Sec. of State Benson and Attorney General Nessel. Photos via the Associated Press.
Sec. of State Benson and Attorney General Nessel. Photos via the Associated Press.

Robocalls are spreading false information about mail-in voting ahead of the election. Here’s what Michigan’s leaders are doing to stop it.

MICHIGAN — Michiganders are receiving a very specific, targeted set of robocalls lately. One aimed at discouraging voting by mail. One robocall falsely claims that voting by mail adds someone to a database which will be used by police to serve old warrants. 

The calls tell voters to “beware” a series of false, conspiracy-laden claims all aimed to discourage voting by mail. 

The robocalls are from an as-yet unknown source, said Secretary of State Jocelyn Benson and Attorney General Dana Nessel in a statement. Benson and Nessel have opened an investigation into the calls. 

“The call preys on voters’ fear and mistrust of the criminal justice system – at a moment of historic reckoning and confrontation of systemic racism and the generational trauma that results – and twists it into a fabricated threat in order to discourage people from voting,” Benson said in a release. “The Attorney General and I will use every tool at our disposal to dispel this false rhetoric and seek justice on behalf of every voter who was targeted and harmed by this vicious attempt at voter suppression.”

The way the robocall messaging plays on current anxiety specifically between Michiganders of color and police, especially during the current cultural reckoning, is reminiscent of voter suppression tactics of the past that were employed in an effort to prevent Black voters from showing up on Election Day.

A long history of overt tactics designed to prevent Black Americans from voting gave way to more subtle approaches in the mid-20th century, leading to largely indirect but no less racist tactics today. Things like voter ID laws, voter roll purges, and efforts to move polling locations that were commonplace in 2018 had a noticeable impact on Black Americans, with Georgia’s midterm election being a case in point. 

Now, one of the prime tactics is disinformation and intimidation. And that, also, is nothing new. 

“This has been a dirty trick that’s been in the playbook for a long time,” Michael McDonald, a political scientist at the University of Florida, said to the Washington Post. “We’ve seen misinformation and disinformation given to particularly minority communities and African American communities to try to suppress their vote.”

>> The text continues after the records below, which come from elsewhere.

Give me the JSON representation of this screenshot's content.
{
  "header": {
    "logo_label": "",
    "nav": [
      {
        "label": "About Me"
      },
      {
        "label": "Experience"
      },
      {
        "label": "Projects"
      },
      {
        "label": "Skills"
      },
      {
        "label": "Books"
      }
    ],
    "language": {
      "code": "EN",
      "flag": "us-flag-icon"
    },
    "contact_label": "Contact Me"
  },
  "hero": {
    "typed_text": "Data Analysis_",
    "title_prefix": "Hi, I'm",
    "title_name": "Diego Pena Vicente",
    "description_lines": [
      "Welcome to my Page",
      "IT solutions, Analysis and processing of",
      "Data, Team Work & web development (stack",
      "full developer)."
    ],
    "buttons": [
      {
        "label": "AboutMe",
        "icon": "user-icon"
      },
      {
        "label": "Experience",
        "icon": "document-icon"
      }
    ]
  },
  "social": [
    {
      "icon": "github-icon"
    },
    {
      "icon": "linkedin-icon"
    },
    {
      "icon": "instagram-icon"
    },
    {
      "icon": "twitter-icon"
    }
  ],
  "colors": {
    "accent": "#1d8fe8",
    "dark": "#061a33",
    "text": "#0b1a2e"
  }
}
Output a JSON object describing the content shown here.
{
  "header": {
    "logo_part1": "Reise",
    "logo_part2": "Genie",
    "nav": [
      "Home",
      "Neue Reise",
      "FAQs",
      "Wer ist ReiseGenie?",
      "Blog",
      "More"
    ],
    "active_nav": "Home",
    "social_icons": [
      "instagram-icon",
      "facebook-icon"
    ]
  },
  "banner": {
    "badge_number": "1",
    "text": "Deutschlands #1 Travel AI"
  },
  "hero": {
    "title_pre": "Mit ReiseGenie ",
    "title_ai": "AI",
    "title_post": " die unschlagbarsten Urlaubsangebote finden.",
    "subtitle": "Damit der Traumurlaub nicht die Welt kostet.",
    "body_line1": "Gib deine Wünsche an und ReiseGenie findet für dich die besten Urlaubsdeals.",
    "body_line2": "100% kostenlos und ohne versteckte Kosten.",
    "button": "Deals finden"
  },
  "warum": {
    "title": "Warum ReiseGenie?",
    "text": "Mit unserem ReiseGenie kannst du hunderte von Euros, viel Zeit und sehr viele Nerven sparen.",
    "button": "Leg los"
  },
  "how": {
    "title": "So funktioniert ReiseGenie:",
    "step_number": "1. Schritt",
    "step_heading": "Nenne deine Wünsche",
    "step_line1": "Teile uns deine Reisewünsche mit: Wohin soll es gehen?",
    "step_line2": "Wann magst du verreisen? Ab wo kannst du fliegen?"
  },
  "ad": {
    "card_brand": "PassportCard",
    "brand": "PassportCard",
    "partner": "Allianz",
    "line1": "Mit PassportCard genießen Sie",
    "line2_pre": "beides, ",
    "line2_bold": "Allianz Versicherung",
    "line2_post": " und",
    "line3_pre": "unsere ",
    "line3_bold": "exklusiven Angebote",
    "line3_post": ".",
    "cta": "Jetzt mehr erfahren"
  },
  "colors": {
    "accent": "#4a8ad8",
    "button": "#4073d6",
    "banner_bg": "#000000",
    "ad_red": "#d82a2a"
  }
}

Michigan has had to square off against disinformation about mail-in voting already in 2020, directly from the White House. As The ‘Gander reported, Benson has taken to Twitter to correct false claims Trump has attempted to spread about the process. Disinformation from multiple sources continuing through the election comes as no surprise to Michigan officials, though. 

“This is an unfortunate but perfect example of just how low people will go to undermine this election,” Nessel said in the news release. “This robocall is fraught with scare tactics designed to intimidate Black voters – and we are already working hard to find the bad actors behind this effort.”

And the trend of voter intimidation and disinformation in 2020 is not limited to robocalls either in Michigan or nationwide. Facebook has been rife with disinformation, reports ProPublica. But the robocalls went largely unnoticed until they were reported by a Detroit-based radio station.

“The minute we heard about it we pulled in our robocall team and they are alerting our counterparts across the country,” Nessel said.

And electron disinformation robocalls are a national problem. The Washington Post reports that the disinformation calls have also been reported in Pennsylvania. 

Benson and Nessel encouraged Michiganders receiving these calls to report them to Michiganders are asked to include their phone number, carrier, the robocall’s caller-ID number, the exact time and date of robocall, and a recording of the message.